Kimiko Ishizaka's Well-Tempered Clavier
Critical reviews of J.S. Bach's Well-Tempered Clavier, performed by Kimiko Ishizaka on the piano. Both live performances and reviews of her studio recording are included.
American Record Guide, July-August 2015
she is a beautiful and technically accomplished player
The A-major fugue, fast and exciting, is one of the best performances here
the light hand in interpretation makes this performance preferable to Hewitt (the later recording on Hyperion) or Schiff (ECM, Jan/Feb 2013)
Robert Cummings, Classical.net
elegant, spirited, technically impressive, and ever sensitive to the expressive character of the music
Ishizaka subtly employs various shadings of dynamics, uses a fair amount of legato, and phrases the music with a keen sense for Bach's expressive soul.
A brilliant performance and brilliant set all around!
Donald Rosenberg, Gramophone Magazine
Ishizaka plays the 24 preludes and fugues with impeccable taste and technique, finding many levels of musical meaning even as she brings utmost clarity to the multiplicity of textures.
She scales her Bach to the rhythmic, structural and sonic needs of the music, without touching the sustaining pedal.
Her articulation runs the sensitive gamut from cushioned to bitingly crisp.
Each line has a transparent place in the scheme of unfolding things, and the pianist seems to take enormous pleasure in weaving together all of the miraculous strands.
Campbell Vertesi, The Cast, March 20, 2015
This is a recording to change your perception of the Well Tempered Klavier.
2012: New York Times, James Oestreich
A gifted and obviously devoted Bachian
Ms. Ishizaka kept things moving nicely and raised the energy level after intermission, occasionally rising to a touch of virtuosic flair, as in the A major Fugue, which she ended with a private little smile.
Planet Hugill, March 3, 2015
she also has a very poetic touch, and seems to have a wide variety of colours at her finger tips
Gapplegate Classical-Modern Music Review, February 26, 2015
in all the years, all the versions, I have never heard "Book 1" done better than on the new recording by pianist Kimiko Ishizaka (Navona 5993, 2-CDs)
The results are fabulous. There is a great grace to what she gives us, a marvelous clarity, a sense of totality that is a very real joy to hear. She takes Bach at his word, that each part is important in the ultimate contrapuntal result. You hear Bach with new ears.
There have been other beautiful versions of "Book 1." This is up there with the very best. At the moment it is most certainly my favorite. Bravo, Kimiko Ishizaka! Onwards to "Book 2"!
St. Aposteln, Köln, Germany - August 25, 2012
Ishizaka vividly carves out the individual characteristics, contrasts, and relationships of the 48 pieces from the rather lyric sounding instrument ,and thus creates an comprehensible cyclic context that doesn't sound like it's coming from the ivory tower.

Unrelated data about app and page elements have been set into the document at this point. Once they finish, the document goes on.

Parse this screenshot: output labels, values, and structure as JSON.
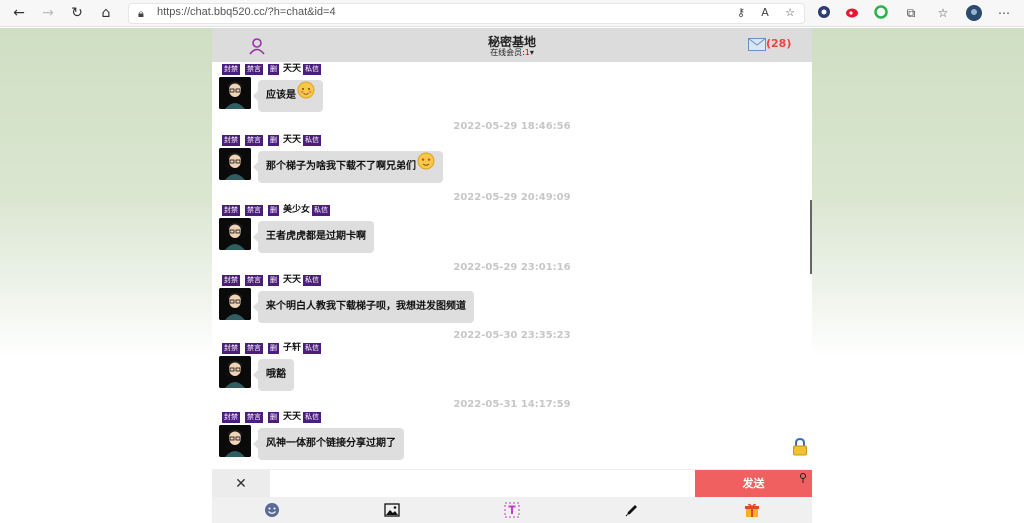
{
  "browser": {
    "url": "https://chat.bbq520.cc/?h=chat&id=4",
    "back_icon": "arrow-left-icon",
    "forward_icon": "arrow-right-icon",
    "refresh_icon": "refresh-icon",
    "home_icon": "home-icon"
  },
  "chat": {
    "title": "秘密基地",
    "online_label": "在线会员:",
    "online_count": "1",
    "mail_count": "(28)"
  },
  "tags": {
    "ban": "封禁",
    "mute": "禁言",
    "mark": "删",
    "private": "私信"
  },
  "messages": [
    {
      "user": "天天",
      "text": "应该是",
      "emoji": "blush-emoji"
    },
    {
      "timestamp": "2022-05-29 18:46:56",
      "user": "天天",
      "text": "那个梯子为啥我下载不了啊兄弟们",
      "emoji": "love-emoji"
    },
    {
      "timestamp": "2022-05-29 20:49:09",
      "user": "美少女",
      "text": "王者虎虎都是过期卡啊"
    },
    {
      "timestamp": "2022-05-29 23:01:16",
      "user": "天天",
      "text": "来个明白人教我下载梯子呗，我想进发图频道"
    },
    {
      "timestamp": "2022-05-30 23:35:23",
      "user": "子轩",
      "text": "哦豁"
    },
    {
      "timestamp": "2022-05-31 14:17:59",
      "user": "天天",
      "text": "风神一体那个链接分享过期了"
    }
  ],
  "input": {
    "close_label": "✕",
    "placeholder": "",
    "send_label": "发送"
  },
  "toolbar": [
    "smile-icon",
    "image-icon",
    "text-format-icon",
    "pen-icon",
    "gift-icon"
  ],
  "colors": {
    "tag_bg": "#4b1d7d",
    "send_bg": "#f06060",
    "header_bg": "#dcdcdc",
    "bubble_bg": "#dedede"
  }
}
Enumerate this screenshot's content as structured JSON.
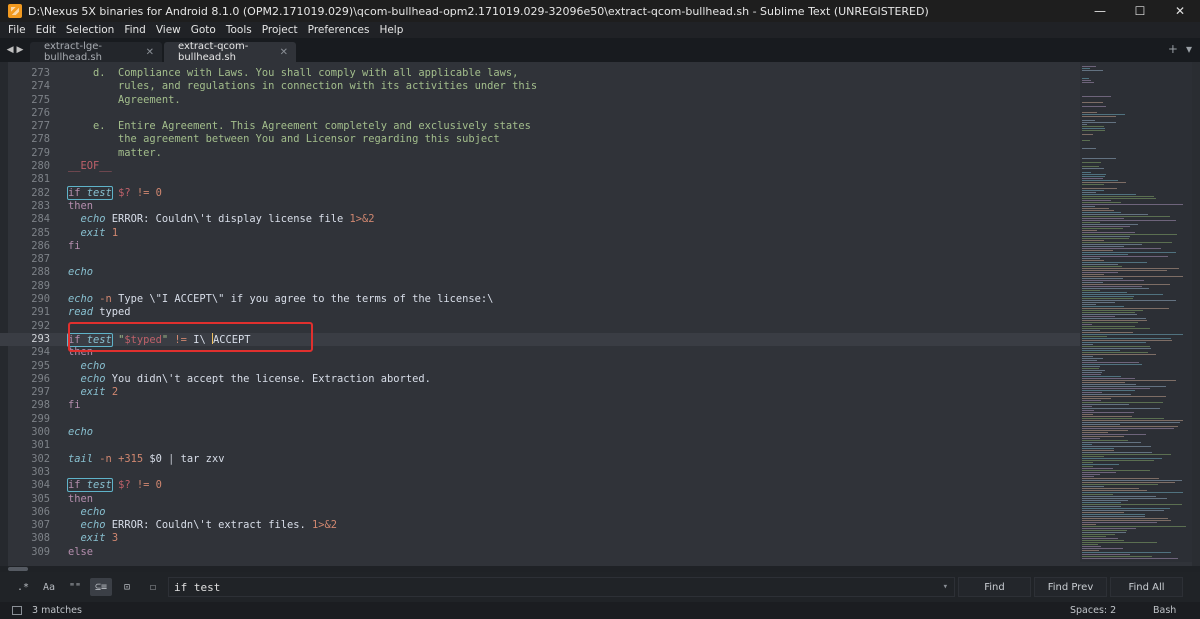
{
  "window": {
    "title": "D:\\Nexus 5X binaries for Android 8.1.0 (OPM2.171019.029)\\qcom-bullhead-opm2.171019.029-32096e50\\extract-qcom-bullhead.sh - Sublime Text (UNREGISTERED)",
    "minimize": "—",
    "maximize": "☐",
    "close": "✕"
  },
  "menu": [
    "File",
    "Edit",
    "Selection",
    "Find",
    "View",
    "Goto",
    "Tools",
    "Project",
    "Preferences",
    "Help"
  ],
  "tabs": [
    {
      "label": "extract-lge-bullhead.sh",
      "active": false
    },
    {
      "label": "extract-qcom-bullhead.sh",
      "active": true
    }
  ],
  "tab_actions": {
    "new": "+",
    "more": "▾"
  },
  "code": {
    "lines": [
      {
        "n": "273",
        "text": "    d.  Compliance with Laws. You shall comply with all applicable laws,"
      },
      {
        "n": "274",
        "text": "        rules, and regulations in connection with its activities under this"
      },
      {
        "n": "275",
        "text": "        Agreement."
      },
      {
        "n": "276",
        "text": ""
      },
      {
        "n": "277",
        "text": "    e.  Entire Agreement. This Agreement completely and exclusively states"
      },
      {
        "n": "278",
        "text": "        the agreement between You and Licensor regarding this subject"
      },
      {
        "n": "279",
        "text": "        matter."
      },
      {
        "n": "280",
        "text": "__EOF__"
      },
      {
        "n": "281",
        "text": ""
      },
      {
        "n": "282",
        "text": "if test $? != 0"
      },
      {
        "n": "283",
        "text": "then"
      },
      {
        "n": "284",
        "text": "  echo ERROR: Couldn\\'t display license file 1>&2"
      },
      {
        "n": "285",
        "text": "  exit 1"
      },
      {
        "n": "286",
        "text": "fi"
      },
      {
        "n": "287",
        "text": ""
      },
      {
        "n": "288",
        "text": "echo"
      },
      {
        "n": "289",
        "text": ""
      },
      {
        "n": "290",
        "text": "echo -n Type \\\"I ACCEPT\\\" if you agree to the terms of the license:\\ "
      },
      {
        "n": "291",
        "text": "read typed"
      },
      {
        "n": "292",
        "text": ""
      },
      {
        "n": "293",
        "text": "if test \"$typed\" != I\\ ACCEPT"
      },
      {
        "n": "294",
        "text": "then"
      },
      {
        "n": "295",
        "text": "  echo"
      },
      {
        "n": "296",
        "text": "  echo You didn\\'t accept the license. Extraction aborted."
      },
      {
        "n": "297",
        "text": "  exit 2"
      },
      {
        "n": "298",
        "text": "fi"
      },
      {
        "n": "299",
        "text": ""
      },
      {
        "n": "300",
        "text": "echo"
      },
      {
        "n": "301",
        "text": ""
      },
      {
        "n": "302",
        "text": "tail -n +315 $0 | tar zxv"
      },
      {
        "n": "303",
        "text": ""
      },
      {
        "n": "304",
        "text": "if test $? != 0"
      },
      {
        "n": "305",
        "text": "then"
      },
      {
        "n": "306",
        "text": "  echo"
      },
      {
        "n": "307",
        "text": "  echo ERROR: Couldn\\'t extract files. 1>&2"
      },
      {
        "n": "308",
        "text": "  exit 3"
      },
      {
        "n": "309",
        "text": "else"
      }
    ]
  },
  "find": {
    "options": [
      ".*",
      "Aa",
      "\"\"",
      "⊆≡",
      "⊡",
      "☐"
    ],
    "query": "if test",
    "dropdown": "▾",
    "buttons": {
      "find": "Find",
      "find_prev": "Find Prev",
      "find_all": "Find All"
    }
  },
  "status": {
    "matches": "3 matches",
    "spaces": "Spaces: 2",
    "syntax": "Bash"
  },
  "colors": {
    "editor_bg": "#303339",
    "highlight_box": "#e0302e",
    "cursor": "#f0c060"
  }
}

1901 Arts Club in London, January 30, 2013
Some of the minor key fugues in particular were most glorious in their intensity. She was also open to the other-worldly and mysterious aspects of Bach's art, bringing out the strange intense worlds which some of the fugues go into
her superior legato technique created some exquisite cantabile playing, especially in the slow movements, while sprightly passagework and lively tempi gave the suggestion of the harpsichord in the rapid movements. Her sense of counterpoint was well-defined in the Fugues, with clear lines and distinct voices.